She has now selected Saturday as the date to “suspend” her campaign, endorse her opponent, but not concede her pledged delegates and superdelegates to the man who would be president. They might still come in handy to negotiate a cancelled $20 million campaign debt, a cabinet position, or the vice presidency. Or some radioactive material might ooze out between now and the Denver convention, making Obama unable to fulfill his electoral duty, in which case the Party would rally around Clinton with whippet speed and be greeted with the gloat of “I told you so.” Well, a girl can dream, can’t she?
Dick Morris, who knows the Clinton clan better than most, explained the starkest problem with the veep idyll: “Even if a President Obama can discipline Hillary and get her to play second fiddle, there is not the remotest chance that he can get the former president to accept such rules.” A nation that groaned to consider the prospect of a co-presidency is not ready for a threesome. Only Neil LaBute could script the twisted table talk of a Camp David retreat featuring Barack, Michelle, Hillary and Bill. (The male Clinton just won’t go away either. His extracurricular love life and association with the meretricious financier Ron Burkle was catalogued by Todd Purdum in Vanity Fair in roughly the same news cycle that Obama’s former heavyweight fundraiser Antoin Rezko was convicted in Chicago of 16 out of 24 counts of corruption.)
Another problem with putting two alpha candidates together is that Obama would find himself hostage to Clinton’s loyal supporters, many of whom have seriously threatened to vote for John McCain.

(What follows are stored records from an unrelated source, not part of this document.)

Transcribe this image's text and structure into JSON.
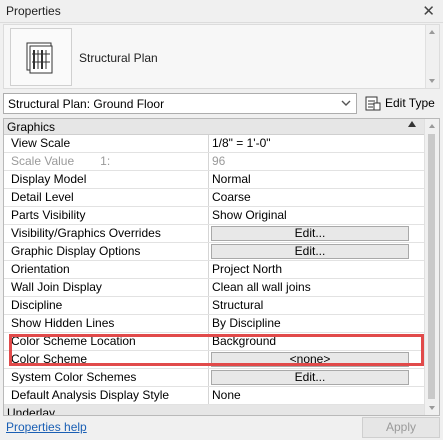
{
  "panel": {
    "title": "Properties",
    "close_glyph": "✕"
  },
  "type_selector": {
    "type_name": "Structural Plan",
    "icon": "structural-plan-icon"
  },
  "instance_selector": {
    "value": "Structural Plan: Ground Floor",
    "edit_type_label": "Edit Type",
    "edit_type_icon": "edit-type-icon"
  },
  "groups": {
    "graphics": "Graphics",
    "underlay": "Underlay"
  },
  "rows": [
    {
      "name": "View Scale",
      "value": "1/8\" = 1'-0\""
    },
    {
      "name": "Scale Value",
      "unit": "1:",
      "value": "96"
    },
    {
      "name": "Display Model",
      "value": "Normal"
    },
    {
      "name": "Detail Level",
      "value": "Coarse"
    },
    {
      "name": "Parts Visibility",
      "value": "Show Original"
    },
    {
      "name": "Visibility/Graphics Overrides",
      "value": "Edit..."
    },
    {
      "name": "Graphic Display Options",
      "value": "Edit..."
    },
    {
      "name": "Orientation",
      "value": "Project North"
    },
    {
      "name": "Wall Join Display",
      "value": "Clean all wall joins"
    },
    {
      "name": "Discipline",
      "value": "Structural"
    },
    {
      "name": "Show Hidden Lines",
      "value": "By Discipline"
    },
    {
      "name": "Color Scheme Location",
      "value": "Background"
    },
    {
      "name": "Color Scheme",
      "value": "<none>"
    },
    {
      "name": "System Color Schemes",
      "value": "Edit..."
    },
    {
      "name": "Default Analysis Display Style",
      "value": "None"
    }
  ],
  "footer": {
    "help_link": "Properties help",
    "apply_label": "Apply"
  },
  "colors": {
    "highlight": "#e14a4a",
    "link": "#1a5fb4",
    "disabled_text": "#9a9a9a"
  }
}
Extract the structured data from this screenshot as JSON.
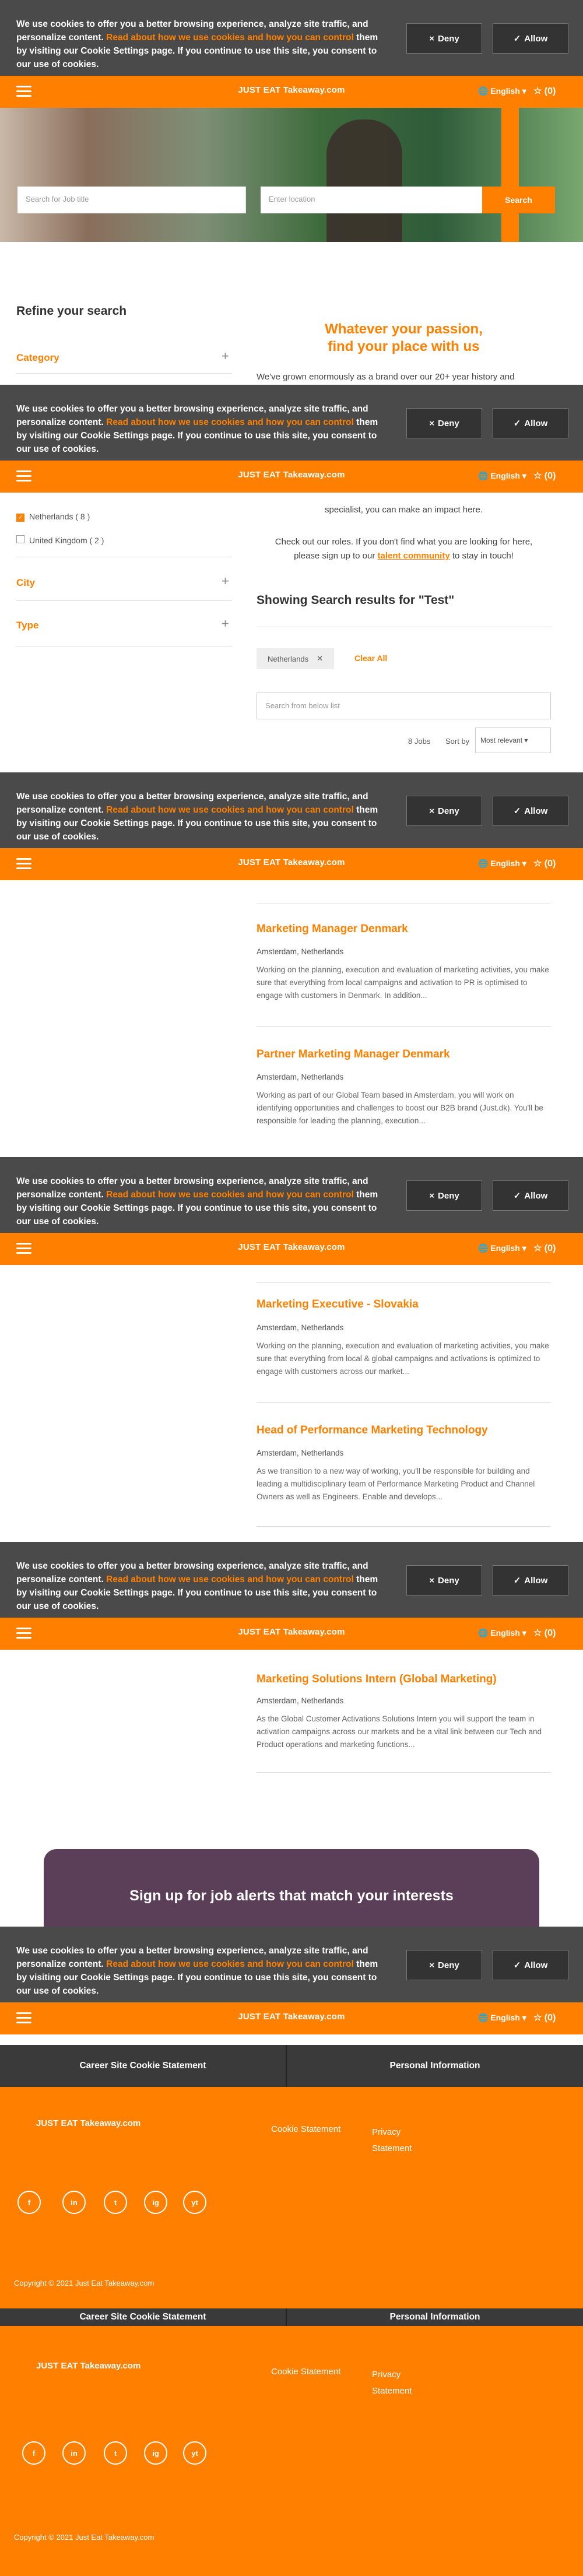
{
  "cookie": {
    "text_before": "We use cookies to offer you a better browsing experience, analyze site traffic, and personalize content. ",
    "link": "Read about how we use cookies and how you can control",
    "text_after": " them by visiting our Cookie Settings page. If you continue to use this site, you consent to our use of cookies.",
    "deny": "Deny",
    "allow": "Allow"
  },
  "header": {
    "logo": "JUST EAT Takeaway.com",
    "language": "English",
    "favorites": "(0)"
  },
  "hero": {
    "job_title_placeholder": "Search for Job title",
    "location_placeholder": "Enter location",
    "search_button": "Search"
  },
  "sidebar": {
    "title": "Refine your search",
    "category": "Category",
    "country_options": [
      "Netherlands ( 8 )",
      "United Kingdom ( 2 )"
    ],
    "city": "City",
    "type": "Type"
  },
  "intro": {
    "headline_1": "Whatever your passion,",
    "headline_2": "find your place with us",
    "para_1": "We've grown enormously as a brand over our 20+ year history and",
    "para_2": "specialist, you can make an impact here.",
    "cta_1": "Check out our roles. If you don't find what you are looking for here,",
    "cta_2_before": "please sign up to our ",
    "cta_link": "talent community",
    "cta_2_after": " to stay in touch!"
  },
  "results": {
    "heading": "Showing Search results for \"Test\"",
    "chip": "Netherlands",
    "clear_all": "Clear All",
    "search_placeholder": "Search from below list",
    "count": "8 Jobs",
    "sort_label": "Sort by",
    "sort_value": "Most relevant"
  },
  "jobs": [
    {
      "title": "Marketing Manager Denmark",
      "location": "Amsterdam, Netherlands",
      "desc": "Working on the planning, execution and evaluation of marketing activities, you make sure that everything from local campaigns and activation to PR is optimised to engage with customers in Denmark. In addition..."
    },
    {
      "title": "Partner Marketing Manager Denmark",
      "location": "Amsterdam, Netherlands",
      "desc": "Working as part of our Global Team based in Amsterdam, you will work on identifying opportunities and challenges to boost our B2B brand (Just.dk). You'll be responsible for leading the planning, execution..."
    },
    {
      "title": "Marketing Executive - Slovakia",
      "location": "Amsterdam, Netherlands",
      "desc": "Working on the planning, execution and evaluation of marketing activities, you make sure that everything from local & global campaigns and activations is optimized to engage with customers across our market..."
    },
    {
      "title": "Head of Performance Marketing Technology",
      "location": "Amsterdam, Netherlands",
      "desc": "As we transition to a new way of working, you'll be responsible for building and leading a multidisciplinary team of Performance Marketing Product and Channel Owners as well as Engineers. Enable and develops..."
    },
    {
      "title": "Marketing Solutions Intern (Global Marketing)",
      "location": "Amsterdam, Netherlands",
      "desc": "As the Global Customer Activations Solutions Intern you will support the team in activation campaigns across our markets and be a vital link between our Tech and Product operations and marketing functions..."
    }
  ],
  "alerts": {
    "heading": "Sign up for job alerts that match your interests"
  },
  "footer": {
    "col1": "Career Site Cookie Statement",
    "col2": "Personal Information",
    "logo": "JUST EAT Takeaway.com",
    "link1": "Cookie Statement",
    "link2a": "Privacy",
    "link2b": "Statement",
    "social": [
      "f",
      "in",
      "t",
      "ig",
      "yt"
    ],
    "copyright": "Copyright © 2021 Just Eat Takeaway.com"
  }
}
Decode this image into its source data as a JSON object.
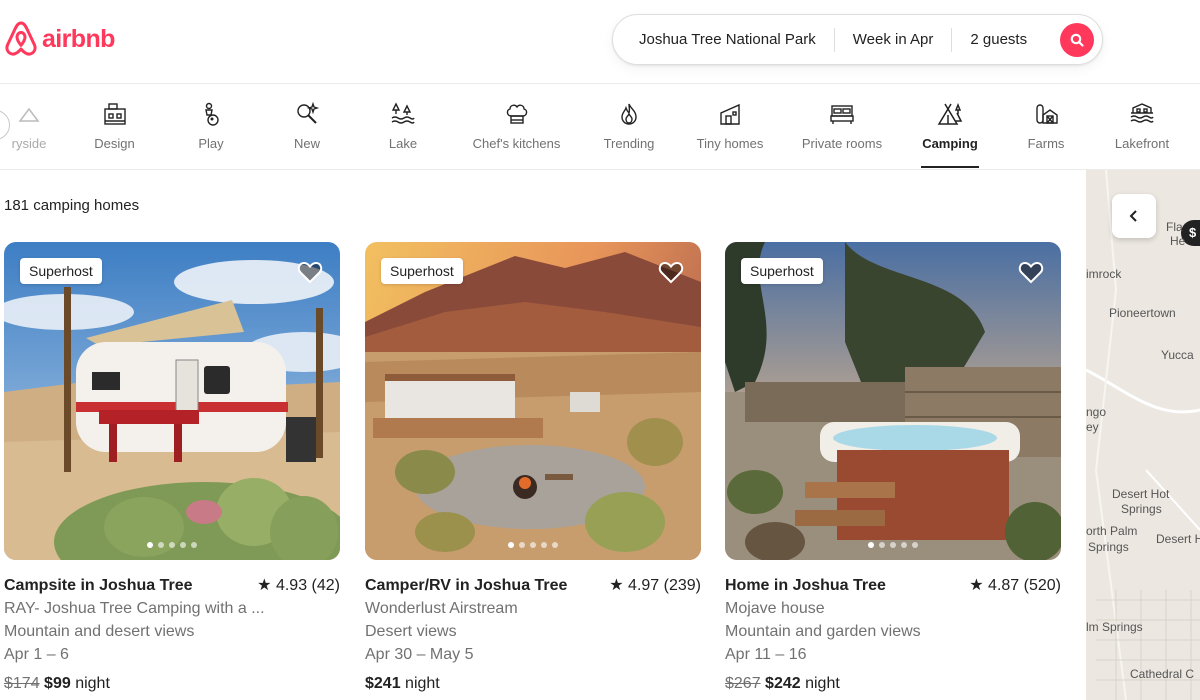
{
  "brand": {
    "name": "airbnb",
    "color": "#ff385c"
  },
  "search": {
    "location": "Joshua Tree National Park",
    "dates": "Week in Apr",
    "guests": "2 guests"
  },
  "categories": [
    {
      "label": "ryside",
      "icon": "countryside-icon"
    },
    {
      "label": "Design",
      "icon": "design-icon"
    },
    {
      "label": "Play",
      "icon": "play-icon"
    },
    {
      "label": "New",
      "icon": "new-icon"
    },
    {
      "label": "Lake",
      "icon": "lake-icon"
    },
    {
      "label": "Chef's kitchens",
      "icon": "chef-hat-icon"
    },
    {
      "label": "Trending",
      "icon": "flame-icon"
    },
    {
      "label": "Tiny homes",
      "icon": "tiny-home-icon"
    },
    {
      "label": "Private rooms",
      "icon": "bed-icon"
    },
    {
      "label": "Camping",
      "icon": "tent-icon",
      "active": true
    },
    {
      "label": "Farms",
      "icon": "barn-icon"
    },
    {
      "label": "Lakefront",
      "icon": "lakefront-icon"
    }
  ],
  "results": {
    "count_label": "181 camping homes"
  },
  "listings": [
    {
      "badge": "Superhost",
      "title": "Campsite in Joshua Tree",
      "rating": "★ 4.93 (42)",
      "name": "RAY- Joshua Tree Camping with a ...",
      "highlight": "Mountain and desert views",
      "dates": "Apr 1 – 6",
      "old_price": "$174",
      "price": "$99",
      "unit": "night"
    },
    {
      "badge": "Superhost",
      "title": "Camper/RV in Joshua Tree",
      "rating": "★ 4.97 (239)",
      "name": "Wonderlust Airstream",
      "highlight": "Desert views",
      "dates": "Apr 30 – May 5",
      "price": "$241",
      "unit": "night"
    },
    {
      "badge": "Superhost",
      "title": "Home in Joshua Tree",
      "rating": "★ 4.87 (520)",
      "name": "Mojave house",
      "highlight": "Mountain and garden views",
      "dates": "Apr 11 – 16",
      "old_price": "$267",
      "price": "$242",
      "unit": "night"
    }
  ],
  "map": {
    "pin": "$",
    "labels": [
      "Fla",
      "He",
      "imrock",
      "Pioneertown",
      "Yucca",
      "ngo",
      "ey",
      "Desert Hot",
      "Springs",
      "orth Palm",
      "Springs",
      "Desert H",
      "lm Springs",
      "Cathedral C"
    ]
  }
}
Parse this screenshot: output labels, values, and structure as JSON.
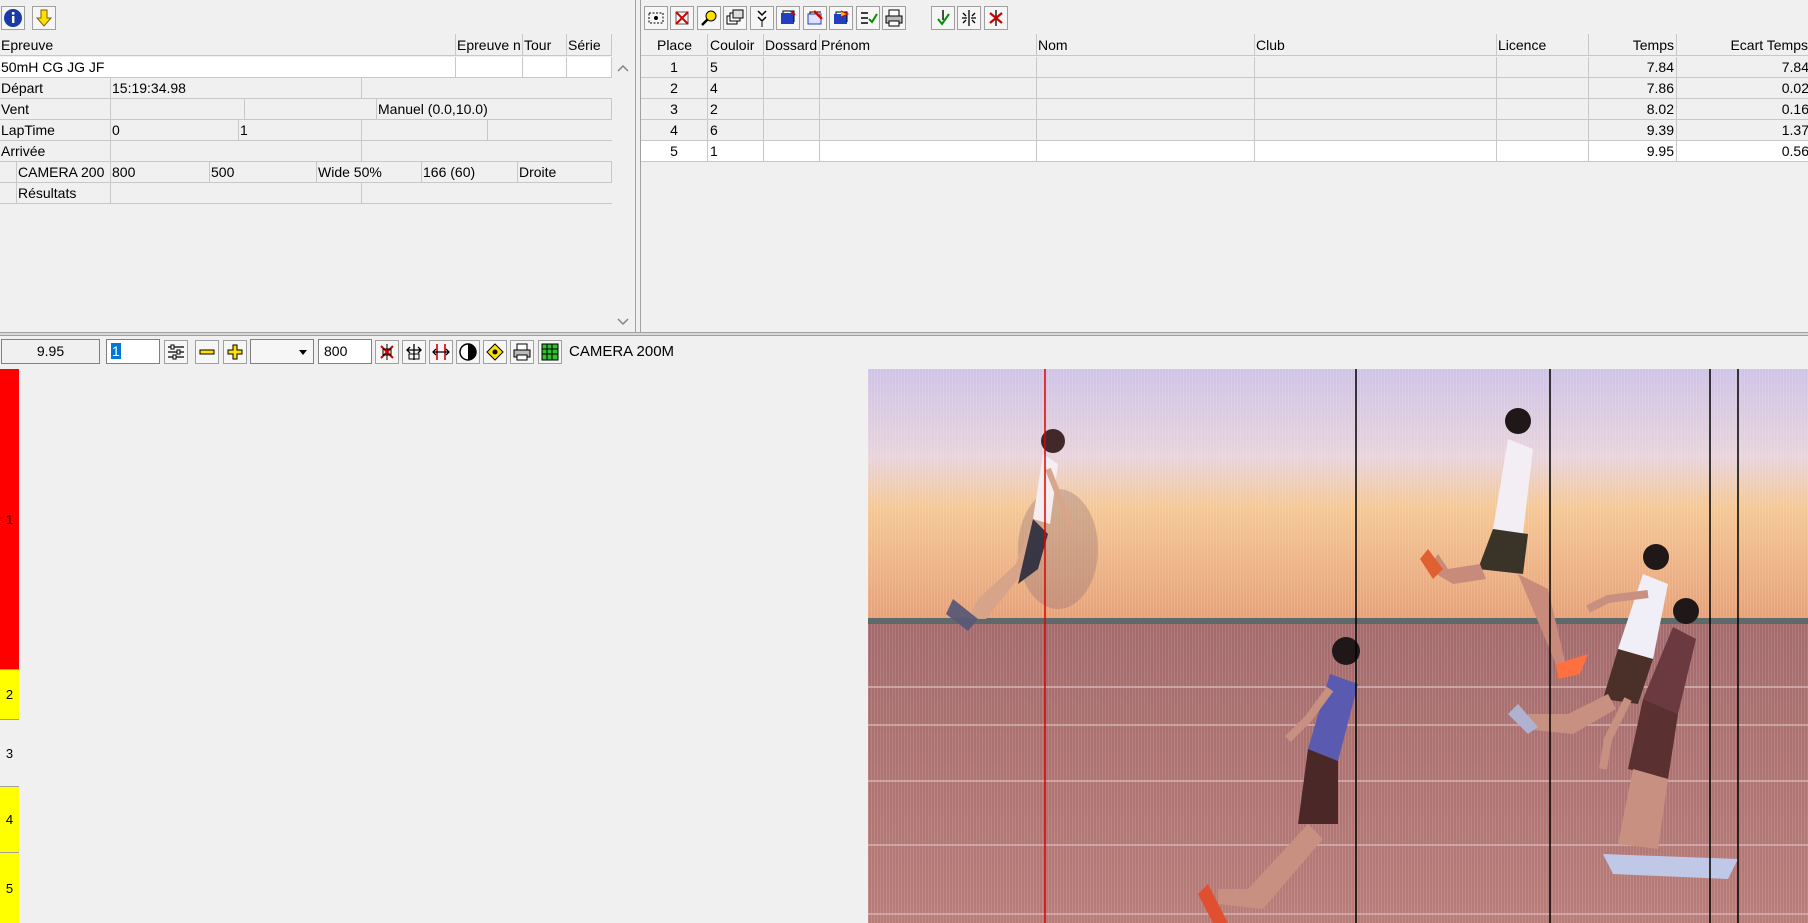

Clinton might use this hinge group to bait Obama into ceding certain executive responsibilities to her, making her as conspicuous in the role of vice president as Dick Cheney was not but – cover your ears, darlings – possibly even more powerful.
And this is all to assume Obama wins in November. Apart from a stolen limelight and a neutered presidency is the more immediate danger he’ll face against the inevitable Republican response to a joint ticket. Given the agonized length of this year’s primary, and the damage it caused the Democratic establishment, voters will not have forgotten by late Fall just how much Clinton and Obama loathe each other and how mercenary their teaming up would therefore appear.
The right, as many have already pointed out, will revel in syndicating all of Hillary’s old tricks against Obama, and his meek defenses and counterattacks. And it will not allow her good deed of buffeting Barack all these months go unpunished; newfound chums Richard Mellon Scaife and Rush Limbaugh will surely replay her many lies and snafus going back decades, if only out of a sense of nostalgia.
Inviting this family back into the White House would be more along the lines of plus ça change you can believe in.